Le Metier’s Precision is based on the concept of fine writing instruments–the ink flows out at your touch. Unlike Chanel and Shu’s liquid liners, there is no pump or twisting action to get the ink flowing. Out of the box, the pen brush is black and ready to go.
I noticed that Le Metier’s Precision is physically smaller than other liners; it’s quite slim and petite. Here is a picture of Le Metier’s next to Shu Uemura’s (both list the same amount of product at .002 oz)(below). The Shu uses a pump on the bottom of the product, which you push to get the product moving to the brush. In contrast, Le Metier’s feeds the brush without requiring any pump–there simply is no pump on Le Metier’s Precision. The ink flows as you apply it:
Another–as you can see, the brush on the Shu liner is still white because I haven’t started using it yet. Le Metier’s Precision was black out of the box:

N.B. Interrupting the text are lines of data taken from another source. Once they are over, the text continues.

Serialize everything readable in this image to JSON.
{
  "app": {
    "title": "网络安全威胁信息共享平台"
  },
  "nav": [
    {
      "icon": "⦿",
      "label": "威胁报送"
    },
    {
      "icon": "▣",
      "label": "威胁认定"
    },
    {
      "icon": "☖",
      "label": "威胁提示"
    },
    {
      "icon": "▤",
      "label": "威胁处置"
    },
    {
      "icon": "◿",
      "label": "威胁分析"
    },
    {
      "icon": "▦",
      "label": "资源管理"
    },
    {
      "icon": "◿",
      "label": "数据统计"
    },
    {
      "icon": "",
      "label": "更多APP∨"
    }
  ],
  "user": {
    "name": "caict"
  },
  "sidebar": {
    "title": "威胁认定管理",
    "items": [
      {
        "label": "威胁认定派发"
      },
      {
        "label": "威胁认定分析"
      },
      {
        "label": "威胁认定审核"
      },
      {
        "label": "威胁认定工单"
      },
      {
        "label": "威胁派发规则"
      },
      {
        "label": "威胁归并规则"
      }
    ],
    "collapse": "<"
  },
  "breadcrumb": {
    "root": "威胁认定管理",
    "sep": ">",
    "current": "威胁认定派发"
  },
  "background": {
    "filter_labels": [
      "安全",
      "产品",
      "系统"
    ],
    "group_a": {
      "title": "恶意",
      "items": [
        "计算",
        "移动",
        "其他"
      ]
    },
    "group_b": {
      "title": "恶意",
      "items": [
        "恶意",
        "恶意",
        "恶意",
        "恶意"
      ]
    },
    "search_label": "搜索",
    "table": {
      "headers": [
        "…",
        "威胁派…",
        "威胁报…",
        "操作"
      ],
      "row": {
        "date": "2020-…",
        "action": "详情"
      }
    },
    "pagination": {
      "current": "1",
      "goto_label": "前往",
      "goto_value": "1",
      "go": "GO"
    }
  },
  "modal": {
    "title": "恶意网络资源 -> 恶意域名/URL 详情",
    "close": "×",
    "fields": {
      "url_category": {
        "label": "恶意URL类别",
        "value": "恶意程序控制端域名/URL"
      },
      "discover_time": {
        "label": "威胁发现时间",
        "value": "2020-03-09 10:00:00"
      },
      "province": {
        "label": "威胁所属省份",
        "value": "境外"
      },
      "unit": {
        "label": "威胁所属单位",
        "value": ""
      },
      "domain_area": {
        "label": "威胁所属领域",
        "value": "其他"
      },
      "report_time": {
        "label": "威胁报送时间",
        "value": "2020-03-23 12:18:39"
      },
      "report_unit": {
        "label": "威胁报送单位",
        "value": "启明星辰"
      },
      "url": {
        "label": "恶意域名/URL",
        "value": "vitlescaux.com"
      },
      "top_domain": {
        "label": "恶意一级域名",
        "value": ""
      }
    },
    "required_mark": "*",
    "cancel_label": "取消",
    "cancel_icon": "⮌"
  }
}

Generally, I found that Le Metier’s Precision gave me far more control than other ink liners. The liner goes on in a very fine line, and typically I stop right there. My fair skintone and smallish features do not hold up well with a Marilyn-Monroe-thick-black eyeliner. It becomes overwhelming. Le Metier’s Precision allows me to do a simple fine line that looks natural, gives my lashes a nice black base, and doesn’t look over-the-top. Le Metier’s is a good normal black, but it’s not extreme, dark or overwhelmingly dark (if you’ve ever tried L’Oreal’s Hip Cream Eyeliner in Black, you know what I mean. Some blacks are too dark for my coloring, and I have a hard time applying gel liners very sheerly).
Having said that, if I want more black, Le Metier’s Precision can be layered and built up very easily:

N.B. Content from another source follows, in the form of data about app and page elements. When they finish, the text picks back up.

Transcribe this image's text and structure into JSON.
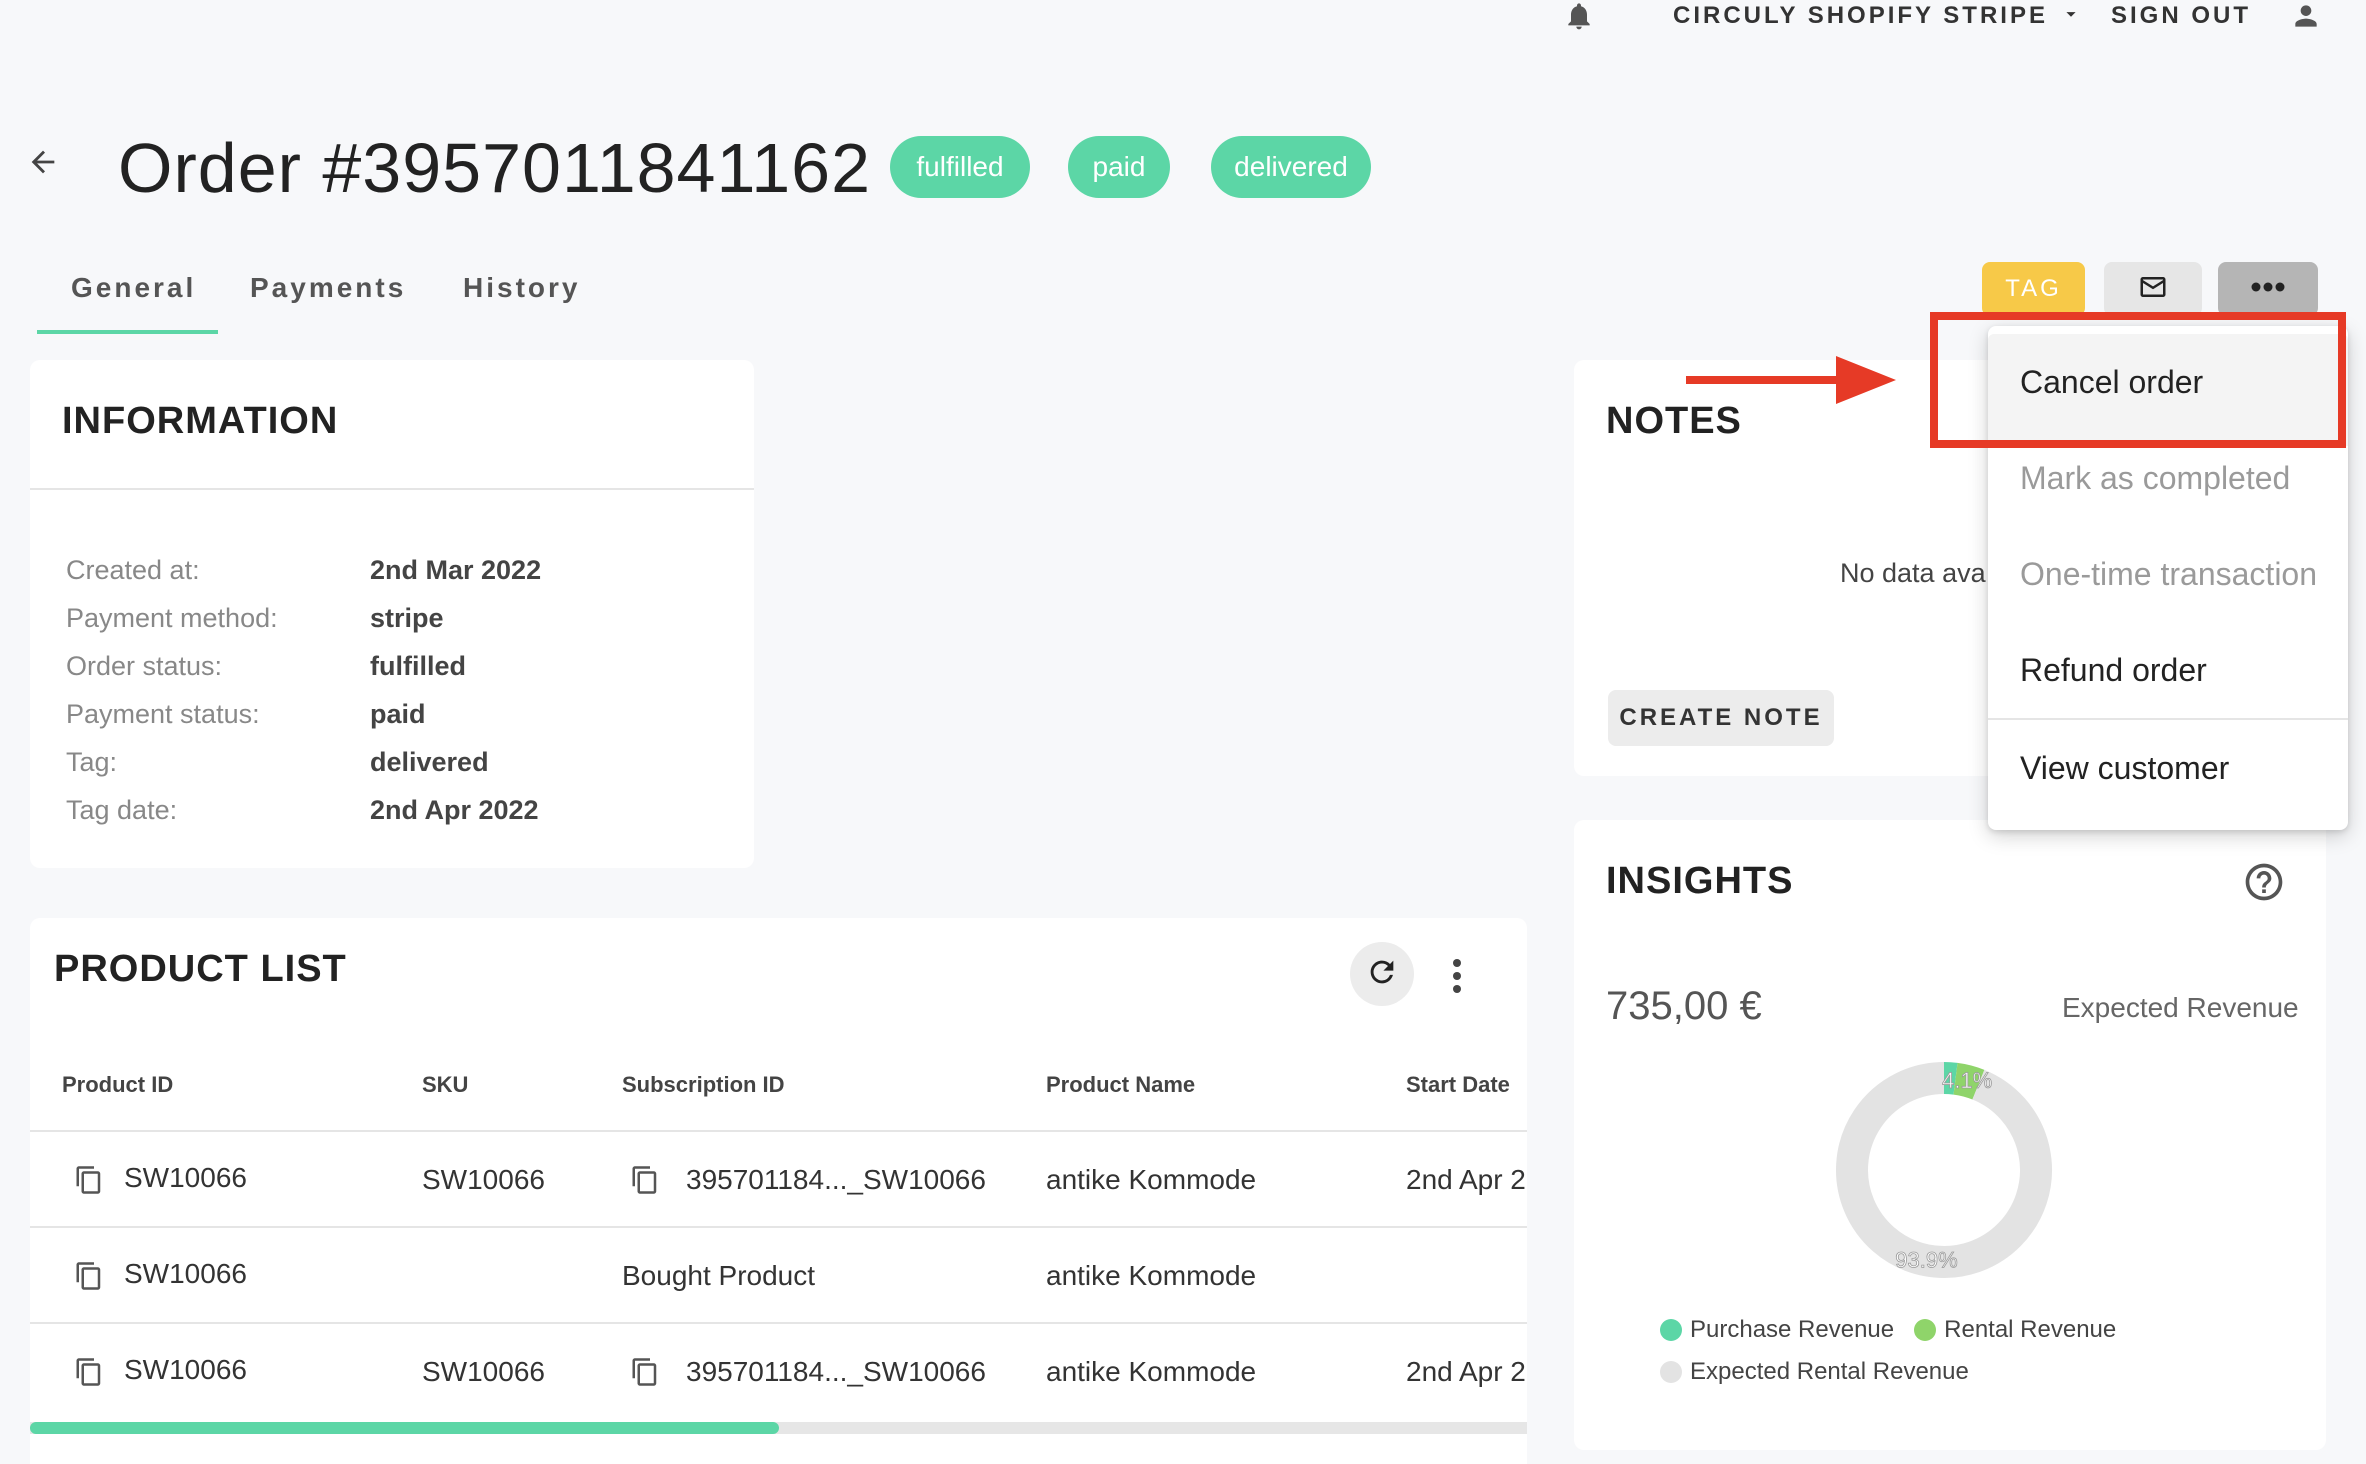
{
  "topbar": {
    "store_name": "CIRCULY SHOPIFY STRIPE",
    "sign_out": "SIGN OUT"
  },
  "header": {
    "title": "Order #3957011841162",
    "badges": [
      "fulfilled",
      "paid",
      "delivered"
    ],
    "badge_color": "#5cd6a6"
  },
  "tabs": [
    "General",
    "Payments",
    "History"
  ],
  "toolbar": {
    "tag_label": "TAG"
  },
  "information": {
    "title": "INFORMATION",
    "rows": [
      {
        "label": "Created at:",
        "value": "2nd Mar 2022"
      },
      {
        "label": "Payment method:",
        "value": "stripe"
      },
      {
        "label": "Order status:",
        "value": "fulfilled"
      },
      {
        "label": "Payment status:",
        "value": "paid"
      },
      {
        "label": "Tag:",
        "value": "delivered"
      },
      {
        "label": "Tag date:",
        "value": "2nd Apr 2022"
      }
    ]
  },
  "notes": {
    "title": "NOTES",
    "empty_text": "No data ava",
    "create_label": "CREATE NOTE"
  },
  "menu": {
    "items": [
      {
        "label": "Cancel order",
        "enabled": true
      },
      {
        "label": "Mark as completed",
        "enabled": false
      },
      {
        "label": "One-time transaction",
        "enabled": false
      },
      {
        "label": "Refund order",
        "enabled": true
      },
      {
        "label": "View customer",
        "enabled": true
      }
    ]
  },
  "products": {
    "title": "PRODUCT LIST",
    "columns": [
      "Product ID",
      "SKU",
      "Subscription ID",
      "Product Name",
      "Start Date"
    ],
    "rows": [
      {
        "product_id": "SW10066",
        "sku": "SW10066",
        "subscription_id": "395701184..._SW10066",
        "product_name": "antike Kommode",
        "start_date": "2nd Apr 2"
      },
      {
        "product_id": "SW10066",
        "sku": "",
        "subscription_id": "Bought Product",
        "product_name": "antike Kommode",
        "start_date": ""
      },
      {
        "product_id": "SW10066",
        "sku": "SW10066",
        "subscription_id": "395701184..._SW10066",
        "product_name": "antike Kommode",
        "start_date": "2nd Apr 2"
      }
    ],
    "scroll_progress": 0.5
  },
  "insights": {
    "title": "INSIGHTS",
    "amount": "735,00 €",
    "amount_label": "Expected Revenue",
    "chart_data": {
      "type": "pie",
      "labels": [
        "Purchase Revenue",
        "Rental Revenue",
        "Expected Rental Revenue"
      ],
      "values": [
        2.0,
        4.1,
        93.9
      ],
      "data_labels": [
        "",
        "4.1%",
        "93.9%"
      ],
      "colors": [
        "#5cd6a6",
        "#8fd46a",
        "#e3e3e3"
      ],
      "legend_position": "bottom"
    }
  }
}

If you want to really saturate the tip with ink, press it against your finger with some pressure for a second or two. Ink will flow fairly quickly to it. Le Metier’s Precision gave me excellent control to get exactly the effect that I want, which I find more difficult to do with gel liners and pencils. It’s very intuitive to use, very clean and beautifully made. Yes, you can go bold with it–but you don’t have to.
As a complete aside, there are a few reviews and other rumors floating around that the tip of Le Metier’s Precision Eyeliner is made by Mont Blanc. The other day on twitter, Le Metier dispelled this rumor and said that this is not the case-rather, instead stating that the eyeliner is inspired by fine writing instruments and “100% LMdB.”